Tired of missing the latest gigs? Sick of being the one who reads about them on Facebook or in a paper the next morning?
So were the founders of Songkick, a startup created out of the realization that to be kept up to date about live music acts you either need to trawl dozens of bands’ sites while signing up for newsletters or you can collect all that information in one place so you never miss a gig.
Songkick collates information from hundreds of box offices, bands and artists worldwide and delivers them to the user so they can instantly be shown what’s happening in their area and follow their favorite artists.

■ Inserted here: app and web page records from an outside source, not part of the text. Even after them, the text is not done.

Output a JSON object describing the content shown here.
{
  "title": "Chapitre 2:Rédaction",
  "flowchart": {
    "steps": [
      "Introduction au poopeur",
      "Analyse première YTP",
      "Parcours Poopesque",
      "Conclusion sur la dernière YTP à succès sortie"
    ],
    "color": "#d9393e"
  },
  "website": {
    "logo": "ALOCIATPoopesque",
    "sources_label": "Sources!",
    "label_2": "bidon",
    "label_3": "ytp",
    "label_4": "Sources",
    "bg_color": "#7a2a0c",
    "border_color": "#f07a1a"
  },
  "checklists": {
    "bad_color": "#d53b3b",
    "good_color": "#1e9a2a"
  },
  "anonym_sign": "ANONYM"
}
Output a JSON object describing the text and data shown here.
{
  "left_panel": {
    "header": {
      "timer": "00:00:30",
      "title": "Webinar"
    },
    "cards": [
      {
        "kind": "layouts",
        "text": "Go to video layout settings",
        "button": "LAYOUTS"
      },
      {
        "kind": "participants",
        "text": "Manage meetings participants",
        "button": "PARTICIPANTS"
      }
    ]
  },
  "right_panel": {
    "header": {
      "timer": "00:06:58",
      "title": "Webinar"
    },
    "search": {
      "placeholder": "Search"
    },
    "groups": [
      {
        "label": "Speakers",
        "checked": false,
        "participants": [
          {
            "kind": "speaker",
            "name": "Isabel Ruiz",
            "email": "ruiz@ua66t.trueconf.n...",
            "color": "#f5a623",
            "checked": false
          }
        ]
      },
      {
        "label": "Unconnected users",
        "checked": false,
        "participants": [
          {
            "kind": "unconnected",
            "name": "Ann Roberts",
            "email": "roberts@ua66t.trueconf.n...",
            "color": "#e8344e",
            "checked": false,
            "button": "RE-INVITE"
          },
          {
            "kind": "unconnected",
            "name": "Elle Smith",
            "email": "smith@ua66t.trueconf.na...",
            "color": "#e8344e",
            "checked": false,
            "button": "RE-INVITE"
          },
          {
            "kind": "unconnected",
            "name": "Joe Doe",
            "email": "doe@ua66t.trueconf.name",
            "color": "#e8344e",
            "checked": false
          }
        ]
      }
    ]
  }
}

Based in London, co-founders Ian Hogarth (CEO), Michelle You (COO) and Pete Smith (Product Development) set about creating the platform in 2007. Graduates of Y Combinator, they raised funding from Index Ventures and are based in Tech City UKwith a staff of 28.
I spoke to veteran of Silicon Valley (and former Googler) CTO Dan Crow about how they got where they are and where they go from here.
Songkick’s viability depends on creating a large user-base. “That started early 2010,” Crow said. “These last 2 years to 18 months we are seeing an upward surge in our users.”
‘Surge’ isn’t an overstatement either; SongKick is now trails behind TicketMaster as the second largest ticket sales and distribution site in the world. And if that wasn’t impressive enough, the SongKick iTunes App saw 100,000 downloads within the first 10 days.
Despite being based in London (with a small office in San Francisco), the company draws 25% of its users from the UK. 50% are from North America and 25% from a range of other countries. How did they achieved such robust growth rates in a short amount of time?
“We frequently survey our customers,” Crow told me. “Surveys are increasingly showing us that a year after signing up, users are going to 70% more live gigs.”
Like Paypal’s early relationship with Visa, Mastercard and the other card services companies it can also work alongside Ticketmaster which allows Songkick to sell seats to shows.